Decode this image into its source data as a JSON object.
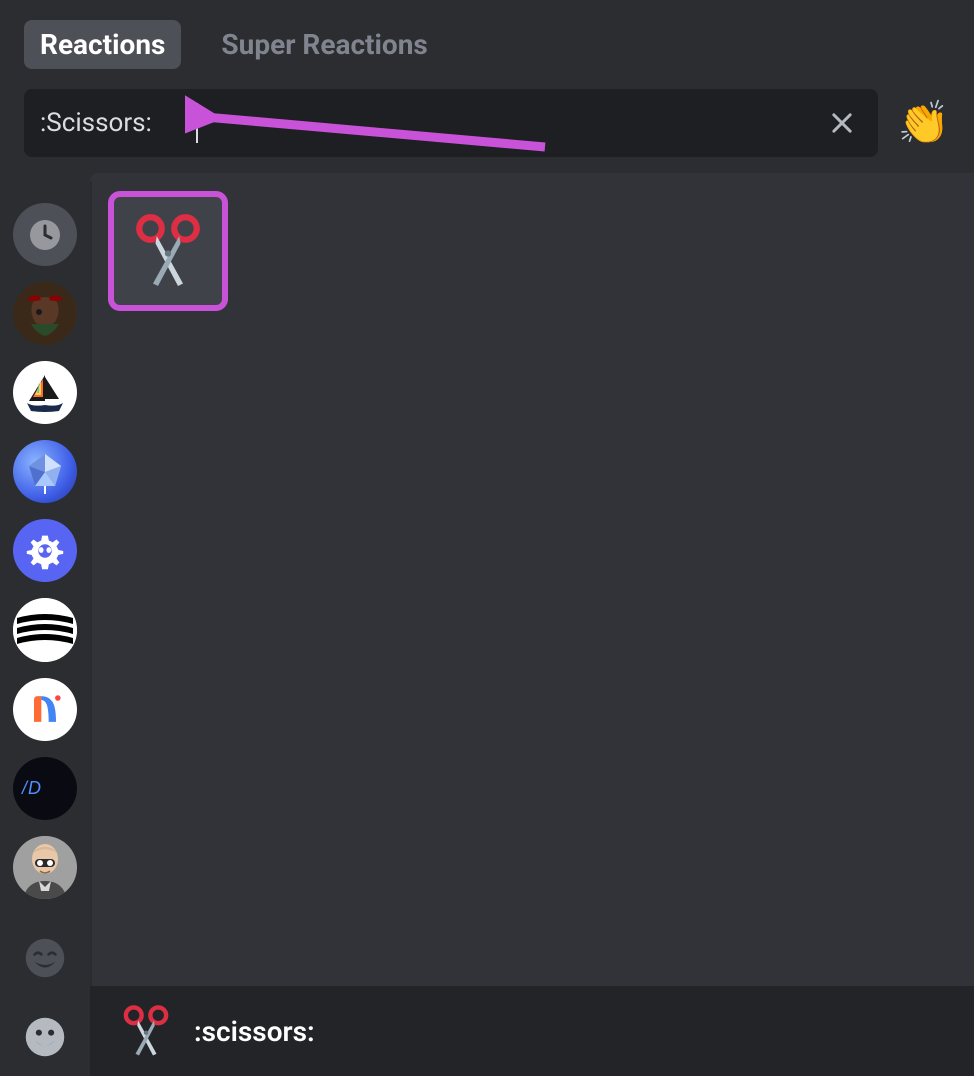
{
  "tabs": {
    "reactions": "Reactions",
    "super_reactions": "Super Reactions"
  },
  "search": {
    "value": ":Scissors:",
    "placeholder": ""
  },
  "skin_tone_emoji": "👏",
  "result": {
    "emoji_name": "scissors"
  },
  "footer": {
    "label": ":scissors:"
  },
  "colors": {
    "highlight": "#c853d9",
    "bg_dark": "#1e1f22",
    "bg_main": "#313338"
  },
  "sidebar": {
    "items": [
      {
        "name": "recent",
        "icon": "clock"
      },
      {
        "name": "server-1",
        "icon": "avatar"
      },
      {
        "name": "server-2",
        "icon": "sailboat"
      },
      {
        "name": "server-3",
        "icon": "gem"
      },
      {
        "name": "server-4",
        "icon": "discord-gear"
      },
      {
        "name": "server-5",
        "icon": "stripes"
      },
      {
        "name": "server-6",
        "icon": "n-logo"
      },
      {
        "name": "server-7",
        "icon": "ad-logo"
      },
      {
        "name": "server-8",
        "icon": "person"
      },
      {
        "name": "category-laugh",
        "icon": "laugh-face"
      },
      {
        "name": "category-smile",
        "icon": "smile-face"
      }
    ]
  }
}
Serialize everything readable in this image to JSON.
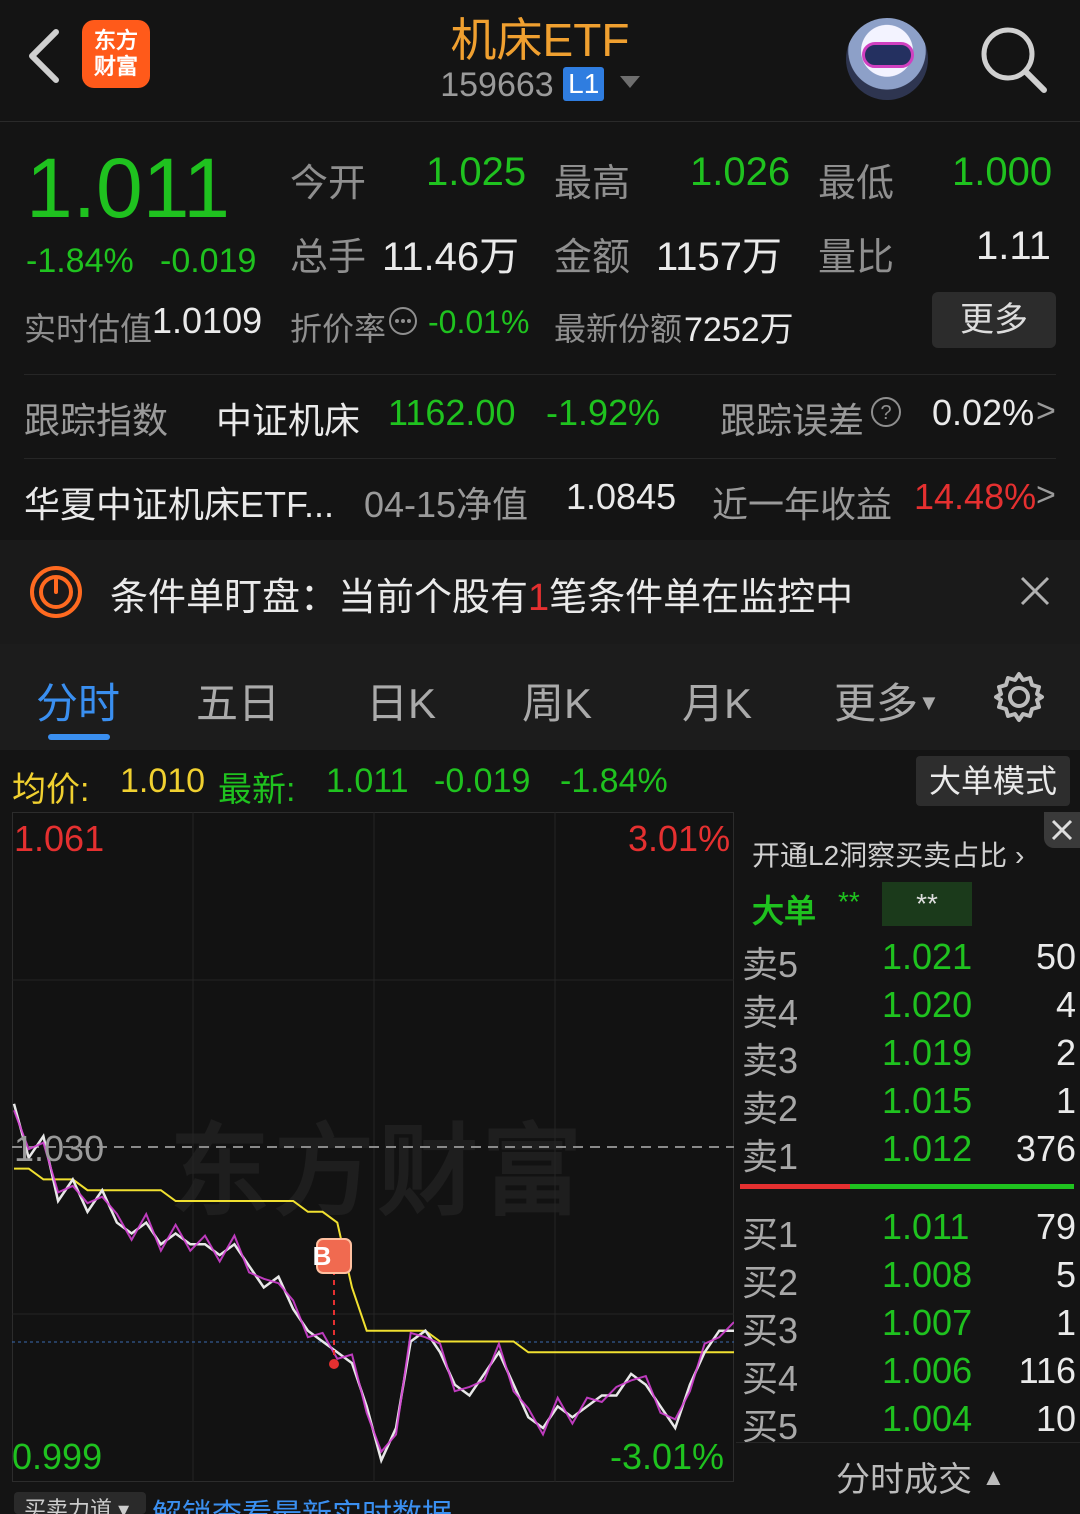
{
  "header": {
    "title": "机床ETF",
    "code": "159663",
    "level": "L1",
    "logo_text_line1": "东方",
    "logo_text_line2": "财富"
  },
  "quote": {
    "price": "1.011",
    "change_pct": "-1.84%",
    "change": "-0.019",
    "open_label": "今开",
    "open": "1.025",
    "high_label": "最高",
    "high": "1.026",
    "low_label": "最低",
    "low": "1.000",
    "volume_label": "总手",
    "volume": "11.46万",
    "amount_label": "金额",
    "amount": "1157万",
    "vol_ratio_label": "量比",
    "vol_ratio": "1.11",
    "iopv_label": "实时估值",
    "iopv": "1.0109",
    "discount_label": "折价率",
    "discount": "-0.01%",
    "shares_label": "最新份额",
    "shares": "7252万",
    "more_label": "更多"
  },
  "tracking": {
    "index_label": "跟踪指数",
    "index_name": "中证机床",
    "index_value": "1162.00",
    "index_change": "-1.92%",
    "error_label": "跟踪误差",
    "error_value": "0.02%",
    "chevron": ">"
  },
  "fund": {
    "name": "华夏中证机床ETF...",
    "nav_date_label": "04-15净值",
    "nav": "1.0845",
    "return_label": "近一年收益",
    "return_value": "14.48%",
    "chevron": ">"
  },
  "condition": {
    "text_prefix": "条件单盯盘：当前个股有",
    "count": "1",
    "text_suffix": "笔条件单在监控中"
  },
  "tabs": [
    "分时",
    "五日",
    "日K",
    "周K",
    "月K",
    "更多"
  ],
  "info_strip": {
    "avg_label": "均价:",
    "avg": "1.010",
    "latest_label": "最新:",
    "latest": "1.011",
    "change": "-0.019",
    "change_pct": "-1.84%",
    "big_order_mode": "大单模式"
  },
  "chart_labels": {
    "top_price": "1.061",
    "top_pct": "3.01%",
    "mid_price": "1.030",
    "bottom_price": "0.999",
    "bottom_pct": "-3.01%",
    "marker": "B",
    "watermark": "东方财富",
    "bottom_left": "买卖力道",
    "bottom_link": "解锁查看最新实时数据"
  },
  "chart_data": {
    "type": "line",
    "ylim": [
      0.999,
      1.061
    ],
    "series": [
      {
        "values": [
          1.034,
          1.029,
          1.031,
          1.025,
          1.027,
          1.024,
          1.026,
          1.023,
          1.022,
          1.023,
          1.021,
          1.022,
          1.021,
          1.021,
          1.02,
          1.021,
          1.019,
          1.017,
          1.018,
          1.015,
          1.013,
          1.012,
          1.011,
          1.01,
          1.006,
          1.001,
          1.004,
          1.012,
          1.013,
          1.011,
          1.008,
          1.007,
          1.009,
          1.011,
          1.008,
          1.005,
          1.004,
          1.006,
          1.005,
          1.006,
          1.007,
          1.007,
          1.009,
          1.008,
          1.006,
          1.004,
          1.008,
          1.011,
          1.013,
          1.013
        ]
      },
      {
        "values": [
          1.028,
          1.028,
          1.027,
          1.027,
          1.027,
          1.026,
          1.026,
          1.026,
          1.026,
          1.026,
          1.026,
          1.025,
          1.025,
          1.025,
          1.025,
          1.025,
          1.025,
          1.025,
          1.025,
          1.025,
          1.024,
          1.024,
          1.023,
          1.017,
          1.013,
          1.013,
          1.013,
          1.013,
          1.013,
          1.012,
          1.012,
          1.012,
          1.012,
          1.012,
          1.012,
          1.011,
          1.011,
          1.011,
          1.011,
          1.011,
          1.011,
          1.011,
          1.011,
          1.011,
          1.011,
          1.011,
          1.011,
          1.011,
          1.011,
          1.011
        ]
      }
    ]
  },
  "side_panel": {
    "l2_label": "开通L2洞察买卖占比",
    "big_label": "大单",
    "stars": "**",
    "sells": [
      {
        "label": "卖5",
        "price": "1.021",
        "vol": "50"
      },
      {
        "label": "卖4",
        "price": "1.020",
        "vol": "4"
      },
      {
        "label": "卖3",
        "price": "1.019",
        "vol": "2"
      },
      {
        "label": "卖2",
        "price": "1.015",
        "vol": "1"
      },
      {
        "label": "卖1",
        "price": "1.012",
        "vol": "376"
      }
    ],
    "buys": [
      {
        "label": "买1",
        "price": "1.011",
        "vol": "79"
      },
      {
        "label": "买2",
        "price": "1.008",
        "vol": "5"
      },
      {
        "label": "买3",
        "price": "1.007",
        "vol": "1"
      },
      {
        "label": "买4",
        "price": "1.006",
        "vol": "116"
      },
      {
        "label": "买5",
        "price": "1.004",
        "vol": "10"
      }
    ],
    "trades_label": "分时成交"
  },
  "colors": {
    "up": "#e53030",
    "down": "#1fc21f",
    "accent": "#3a8ff0",
    "title": "#f0a030"
  }
}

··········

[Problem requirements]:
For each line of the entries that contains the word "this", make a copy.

[Answer box]:
Decode this image into its source data as a JSON object.
Serialize everything readable in this image to JSON.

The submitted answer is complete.